Synovial chondromatosis of the temporomandibular joint is a rare condition, and only 10 cases with intracranial extension have been reported in the literature. Two cases of synovial chondromatosis with intracranial extension, followed up for 3 to 9 years, are reported here. The surgical treatment modality is described for each case.
Synovial chondromatosis is a rare condition in which there is cartilaginous metaplasia of the mesenchymal remnants of the synovial tissue of the joints. It is more of an active metaplastic process than a neoplastic one . Some aggressive lesions erode the underlying bone or joint capsule to invade the peri-articular area. The condition most commonly affects the knee, hip, elbow, wrist, ankle, and shoulder . Involvement of the temporomandibular joint (TMJ) in synovial chondromatosis is rare .
Synovial chondromatosis of the TMJ was first reported by Baron Albrecht von Haller in 1764. The first histological description was by Axhausen in 1933 .
When the cartilaginous mass invades the superior joint space in synovial chondromatosis of the TMJ, it erodes the cranial base of the middle cranial fossa region and infratemporal fossa involving the greater wing of the sphenoid. Only 10 cases of synovial chondromatosis eroding the middle cranial fossa have been reported to date .
A 43-year-old male presented with pain over the left pre-auricular region and restricted mouth opening of 2-year duration. Clinical examination showed diffuse swelling over the left TMJ, which was tender and firm on palpation. The mandible deviated on opening.
A computed tomography (CT) scan showed erosion of the glenoid fossa and articular tubercle, with intracranial extensions ( Fig. 1 ). No loose bodies were detected. A diagnosis of chondrosarcoma was considered.

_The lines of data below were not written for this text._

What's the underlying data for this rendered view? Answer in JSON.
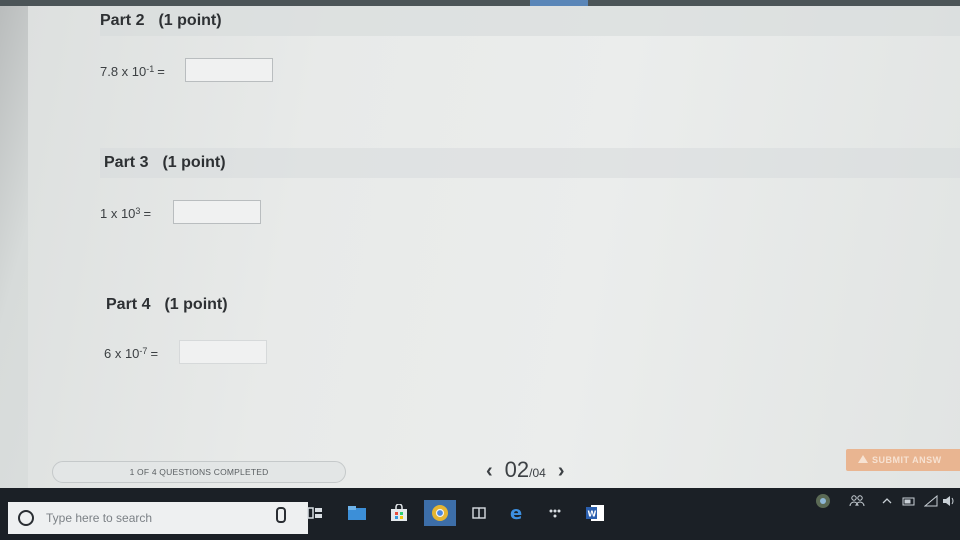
{
  "parts": [
    {
      "title": "Part 2",
      "points": "(1 point)",
      "base": "7.8 x 10",
      "exponent": "-1",
      "equals": "=",
      "answer_value": ""
    },
    {
      "title": "Part 3",
      "points": "(1 point)",
      "base": "1 x 10",
      "exponent": "3",
      "equals": "=",
      "answer_value": ""
    },
    {
      "title": "Part 4",
      "points": "(1 point)",
      "base": "6 x 10",
      "exponent": "-7",
      "equals": "=",
      "answer_value": ""
    }
  ],
  "footer": {
    "progress_text": "1 OF 4 QUESTIONS COMPLETED",
    "questions_completed": 1,
    "questions_total": 4,
    "prev_symbol": "‹",
    "next_symbol": "›",
    "current_page": "02",
    "total_pages": "/04",
    "submit_label": "SUBMIT ANSW"
  },
  "taskbar": {
    "search_placeholder": "Type here to search",
    "icons": [
      "cortana-mic-icon",
      "task-view-icon",
      "file-explorer-icon",
      "store-icon",
      "chrome-icon",
      "windows-app-icon",
      "edge-icon",
      "network-app-icon",
      "word-icon"
    ],
    "tray_icons": [
      "chrome-tray-icon",
      "people-icon",
      "show-hidden-icons-chevron",
      "battery-icon",
      "wifi-icon",
      "volume-icon"
    ]
  },
  "colors": {
    "submit_button": "#e9b591",
    "taskbar": "#1b2026",
    "page_background": "#e8eae9"
  }
}
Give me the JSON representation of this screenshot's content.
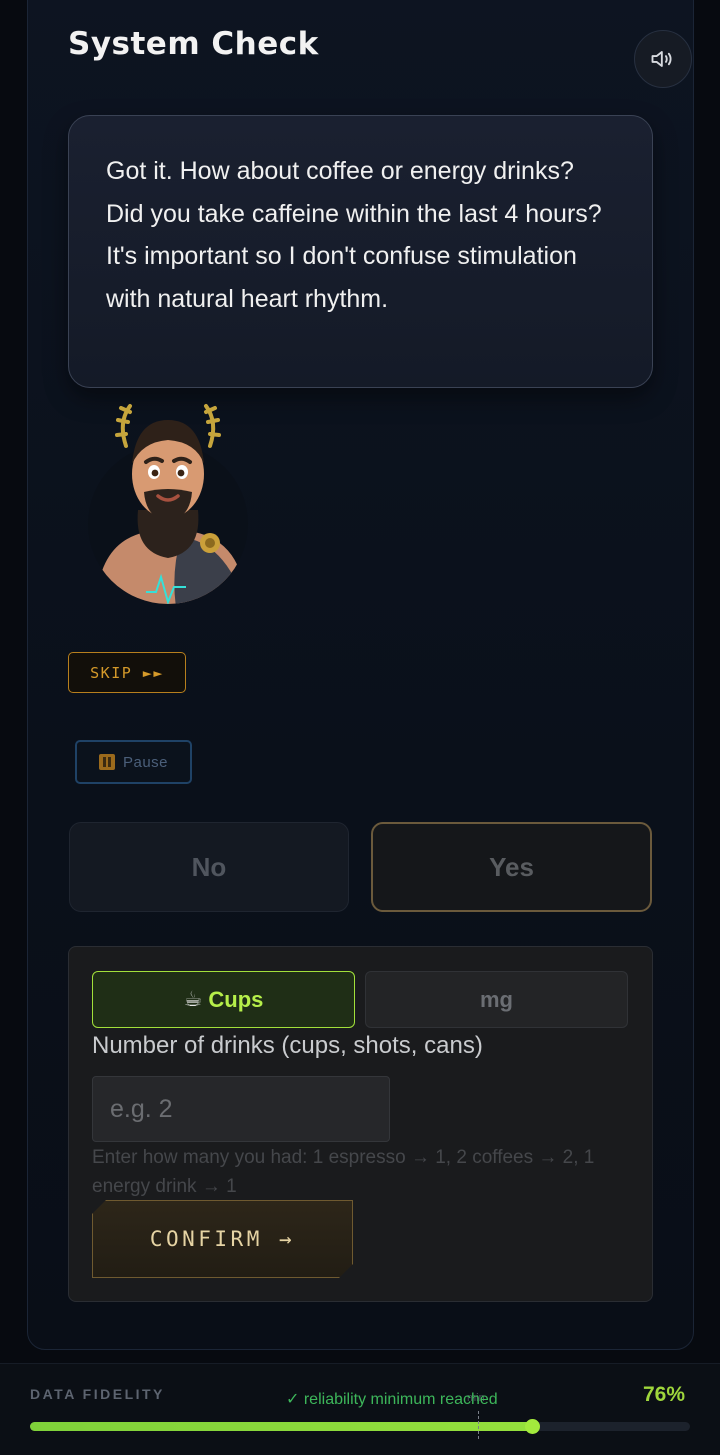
{
  "header": {
    "title": "System Check",
    "sound_icon": "speaker-icon"
  },
  "assistant": {
    "message": "Got it. How about coffee or energy drinks? Did you take caffeine within the last 4 hours? It's important so I don't confuse stimulation with natural heart rhythm.",
    "avatar": "laurel-crowned-bearded-guide"
  },
  "controls": {
    "skip_label": "SKIP ►►",
    "pause_label": "Pause"
  },
  "answers": {
    "no_label": "No",
    "yes_label": "Yes"
  },
  "caffeine_form": {
    "unit_tabs": [
      {
        "icon": "☕",
        "label": "Cups",
        "selected": true
      },
      {
        "label": "mg",
        "selected": false
      }
    ],
    "field_label": "Number of drinks (cups, shots, cans)",
    "input_value": "",
    "input_placeholder": "e.g. 2",
    "hint": "Enter how many you had: 1 espresso → 1, 2 coffees → 2, 1 energy drink → 1",
    "confirm_label": "CONFIRM →"
  },
  "footer": {
    "label": "DATA FIDELITY",
    "status": "✓ reliability minimum reached",
    "min_marker_label": "min",
    "percent_text": "76%",
    "progress_fraction": 0.76,
    "minimum_fraction": 0.68
  },
  "colors": {
    "accent_green": "#9fd63c",
    "accent_gold": "#d59a2a",
    "background": "#070a10"
  }
}
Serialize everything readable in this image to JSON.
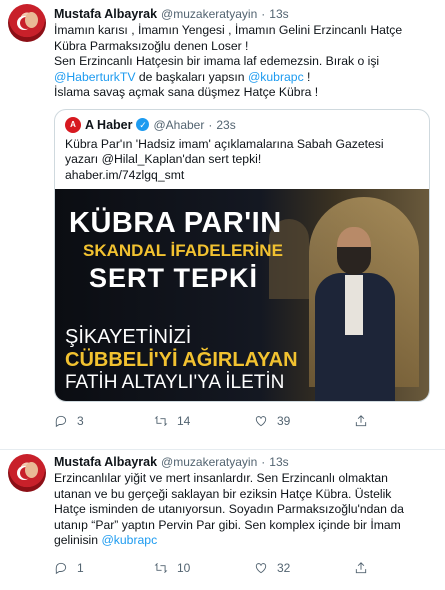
{
  "tweets": [
    {
      "name": "Mustafa Albayrak",
      "handle": "@muzakeratyayin",
      "dot": "·",
      "time": "13s",
      "lines": [
        {
          "parts": [
            {
              "t": "İmamın karısı , İmamın Yengesi , İmamın Gelini Erzincanlı Hatçe",
              "link": false
            }
          ]
        },
        {
          "parts": [
            {
              "t": "Kübra Parmaksızoğlu denen Loser !",
              "link": false
            }
          ]
        },
        {
          "parts": [
            {
              "t": "Sen Erzincanlı Hatçesin bir imama laf edemezsin. Bırak o işi",
              "link": false
            }
          ]
        },
        {
          "parts": [
            {
              "t": "@HaberturkTV",
              "link": true
            },
            {
              "t": " de başkaları yapsın ",
              "link": false
            },
            {
              "t": "@kubrapc",
              "link": true
            },
            {
              "t": " !",
              "link": false
            }
          ]
        },
        {
          "parts": [
            {
              "t": "İslama savaş açmak sana düşmez Hatçe Kübra !",
              "link": false
            }
          ]
        }
      ],
      "quote": {
        "logo_text": "A",
        "name": "A Haber",
        "verified_icon": "✓",
        "handle": "@Ahaber",
        "dot": "·",
        "time": "23s",
        "lines": [
          {
            "parts": [
              {
                "t": "Kübra Par'ın 'Hadsiz imam' açıklamalarına Sabah Gazetesi",
                "link": false
              }
            ]
          },
          {
            "parts": [
              {
                "t": "yazarı @Hilal_Kaplan'dan sert tepki!",
                "link": false
              }
            ]
          },
          {
            "parts": [
              {
                "t": "ahaber.im/74zlgq_smt",
                "link": false
              }
            ]
          }
        ],
        "image_text": {
          "line1": "KÜBRA PAR'IN",
          "line2": "SKANDAL İFADELERİNE",
          "line3": "SERT TEPKİ",
          "line4": "ŞİKAYETİNİZİ",
          "line5": "CÜBBELİ'Yİ AĞIRLAYAN",
          "line6": "FATİH ALTAYLI'YA İLETİN"
        }
      },
      "actions": {
        "reply": "3",
        "retweet": "14",
        "like": "39",
        "share": ""
      }
    },
    {
      "name": "Mustafa Albayrak",
      "handle": "@muzakeratyayin",
      "dot": "·",
      "time": "13s",
      "lines": [
        {
          "parts": [
            {
              "t": "Erzincanlılar yiğit ve mert insanlardır. Sen Erzincanlı olmaktan",
              "link": false
            }
          ]
        },
        {
          "parts": [
            {
              "t": "utanan ve bu gerçeği saklayan bir eziksin Hatçe Kübra. Üstelik",
              "link": false
            }
          ]
        },
        {
          "parts": [
            {
              "t": "Hatçe isminden de utanıyorsun. Soyadın Parmaksızoğlu'ndan da",
              "link": false
            }
          ]
        },
        {
          "parts": [
            {
              "t": "utanıp “Par” yaptın Pervin Par gibi. Sen  komplex içinde bir İmam",
              "link": false
            }
          ]
        },
        {
          "parts": [
            {
              "t": "gelinisin ",
              "link": false
            },
            {
              "t": "@kubrapc",
              "link": true
            }
          ]
        }
      ],
      "actions": {
        "reply": "1",
        "retweet": "10",
        "like": "32",
        "share": ""
      }
    }
  ],
  "colors": {
    "link": "#1d9bf0",
    "muted": "#536471",
    "border": "#cfd9de"
  }
}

The patient was operated in the presence of a neurosurgeon. An extended pre-auricular incision was made to expose the zygomatic arch and left TMJ. The glenoid fossa and pre- and post-glenoid tubercle were eroded with cartilaginous tissue. The meniscus was grossly involved. As the cartilaginous mass was resected along with the meniscus, the dura was easily separable. No intracranial involvement was seen. The tissue was sent for frozen section examination, which revealed chondroid tissue metaplasia with no sarcomatous changes. A temporalis myofascial flap was raised, rotated under the zygomatic arch to cover the defect, and secured with 4–0 Prolene sutures. Histopathology of a paraffin section led to the diagnosis of synovial chondromatosis.
The patient has been followed up for 9 years, with no signs of recurrence ( Fig. 2 ).
A 35-year-old male presented with pain over the right pre-auricular region of 6-year duration and gradual swelling with restricted mouth opening for 1 year. He had been treated conservatively with analgesics and heat therapy. Clinically, there was a firm and diffuse swelling over the right TMJ. Jaw movements were painful and limited, with deviation on opening.
CT and magnetic resonance imaging (MRI) showed an irregular mass with multiple radiopacities involving the right TMJ and eroding the greater wing of the sphenoid bone ( Figs 3 and 4 ). The diagnosis of synovial chondromatosis was considered.